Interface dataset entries
============================================================

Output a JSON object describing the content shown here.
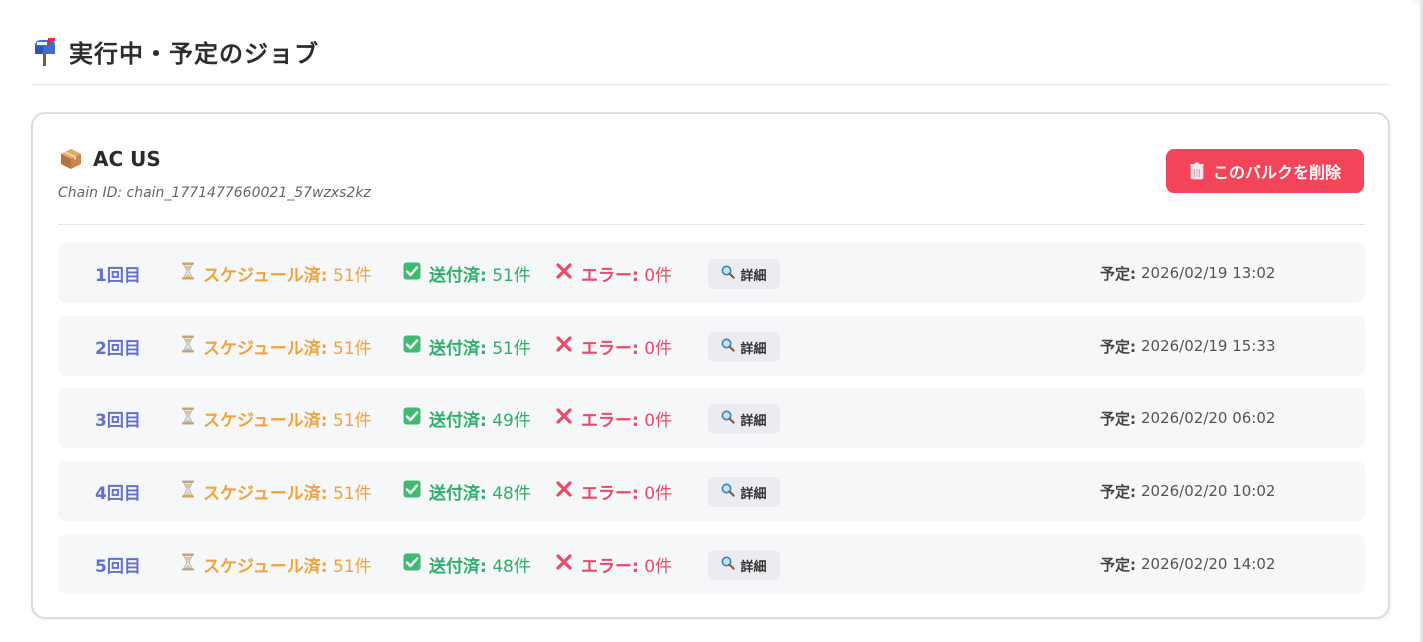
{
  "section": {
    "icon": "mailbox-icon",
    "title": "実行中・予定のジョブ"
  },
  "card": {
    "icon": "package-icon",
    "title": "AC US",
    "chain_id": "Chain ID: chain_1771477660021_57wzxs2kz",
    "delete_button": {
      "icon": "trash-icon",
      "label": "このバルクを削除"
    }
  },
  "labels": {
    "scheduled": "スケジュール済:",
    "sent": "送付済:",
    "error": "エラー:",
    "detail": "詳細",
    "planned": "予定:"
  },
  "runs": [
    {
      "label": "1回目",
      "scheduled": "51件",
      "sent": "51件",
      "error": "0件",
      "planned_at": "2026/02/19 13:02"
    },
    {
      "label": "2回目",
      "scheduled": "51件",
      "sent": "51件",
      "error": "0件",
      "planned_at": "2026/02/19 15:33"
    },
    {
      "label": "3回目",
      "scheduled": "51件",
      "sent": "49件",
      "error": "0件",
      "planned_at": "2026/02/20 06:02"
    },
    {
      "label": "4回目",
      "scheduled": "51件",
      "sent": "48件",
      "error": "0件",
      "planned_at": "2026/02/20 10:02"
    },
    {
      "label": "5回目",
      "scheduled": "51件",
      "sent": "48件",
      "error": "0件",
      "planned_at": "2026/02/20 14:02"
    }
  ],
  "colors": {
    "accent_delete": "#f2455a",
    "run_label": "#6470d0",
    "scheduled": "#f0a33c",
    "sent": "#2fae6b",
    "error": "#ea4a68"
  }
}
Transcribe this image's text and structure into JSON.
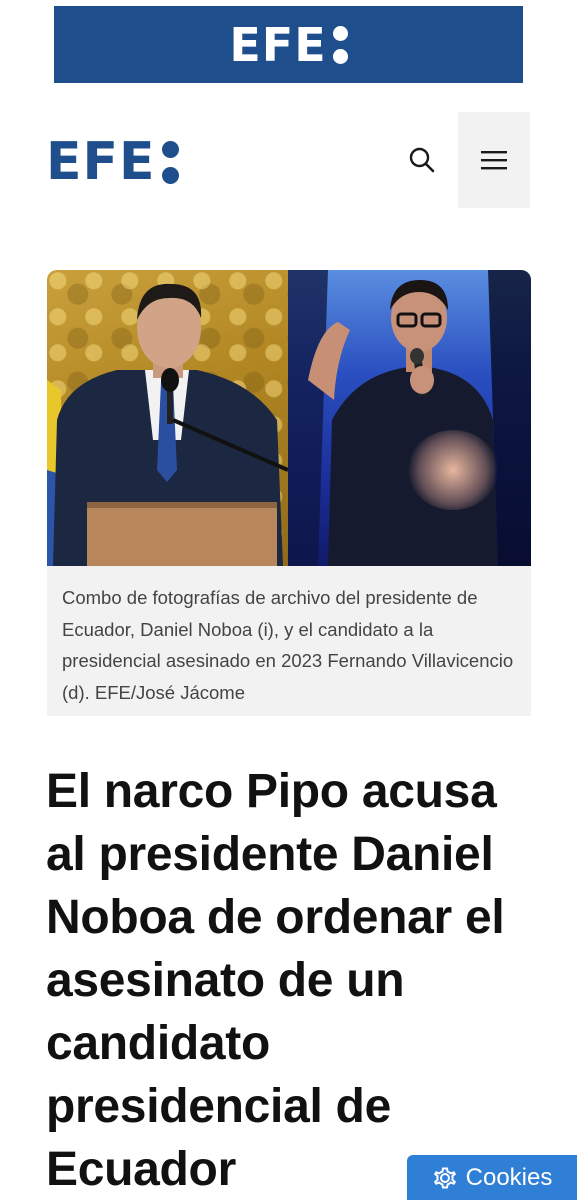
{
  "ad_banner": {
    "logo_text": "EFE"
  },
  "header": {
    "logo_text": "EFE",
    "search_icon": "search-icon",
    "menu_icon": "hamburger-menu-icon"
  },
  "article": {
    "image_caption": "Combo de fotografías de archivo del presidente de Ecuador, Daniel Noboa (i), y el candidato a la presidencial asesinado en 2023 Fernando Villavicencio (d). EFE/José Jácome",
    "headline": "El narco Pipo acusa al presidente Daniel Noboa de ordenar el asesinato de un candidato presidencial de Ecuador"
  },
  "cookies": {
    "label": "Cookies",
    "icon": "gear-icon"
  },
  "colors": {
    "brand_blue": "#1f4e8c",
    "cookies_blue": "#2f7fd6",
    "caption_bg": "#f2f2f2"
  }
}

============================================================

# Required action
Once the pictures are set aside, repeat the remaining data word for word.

# Answer below
Output a JSON object describing the content shown here.
{
  "section": {
    "icon": "mailbox-icon",
    "title": "実行中・予定のジョブ"
  },
  "card": {
    "icon": "package-icon",
    "title": "AC US",
    "chain_id": "Chain ID: chain_1771477660021_57wzxs2kz",
    "delete_button": {
      "icon": "trash-icon",
      "label": "このバルクを削除"
    }
  },
  "labels": {
    "scheduled": "スケジュール済:",
    "sent": "送付済:",
    "error": "エラー:",
    "detail": "詳細",
    "planned": "予定:"
  },
  "runs": [
    {
      "label": "1回目",
      "scheduled": "51件",
      "sent": "51件",
      "error": "0件",
      "planned_at": "2026/02/19 13:02"
    },
    {
      "label": "2回目",
      "scheduled": "51件",
      "sent": "51件",
      "error": "0件",
      "planned_at": "2026/02/19 15:33"
    },
    {
      "label": "3回目",
      "scheduled": "51件",
      "sent": "49件",
      "error": "0件",
      "planned_at": "2026/02/20 06:02"
    },
    {
      "label": "4回目",
      "scheduled": "51件",
      "sent": "48件",
      "error": "0件",
      "planned_at": "2026/02/20 10:02"
    },
    {
      "label": "5回目",
      "scheduled": "51件",
      "sent": "48件",
      "error": "0件",
      "planned_at": "2026/02/20 14:02"
    }
  ],
  "colors": {
    "accent_delete": "#f2455a",
    "run_label": "#6470d0",
    "scheduled": "#f0a33c",
    "sent": "#2fae6b",
    "error": "#ea4a68"
  }
}
Transcribe this image's text and structure into JSON.
{
  "ad_banner": {
    "logo_text": "EFE"
  },
  "header": {
    "logo_text": "EFE",
    "search_icon": "search-icon",
    "menu_icon": "hamburger-menu-icon"
  },
  "article": {
    "image_caption": "Combo de fotografías de archivo del presidente de Ecuador, Daniel Noboa (i), y el candidato a la presidencial asesinado en 2023 Fernando Villavicencio (d). EFE/José Jácome",
    "headline": "El narco Pipo acusa al presidente Daniel Noboa de ordenar el asesinato de un candidato presidencial de Ecuador"
  },
  "cookies": {
    "label": "Cookies",
    "icon": "gear-icon"
  },
  "colors": {
    "brand_blue": "#1f4e8c",
    "cookies_blue": "#2f7fd6",
    "caption_bg": "#f2f2f2"
  }
}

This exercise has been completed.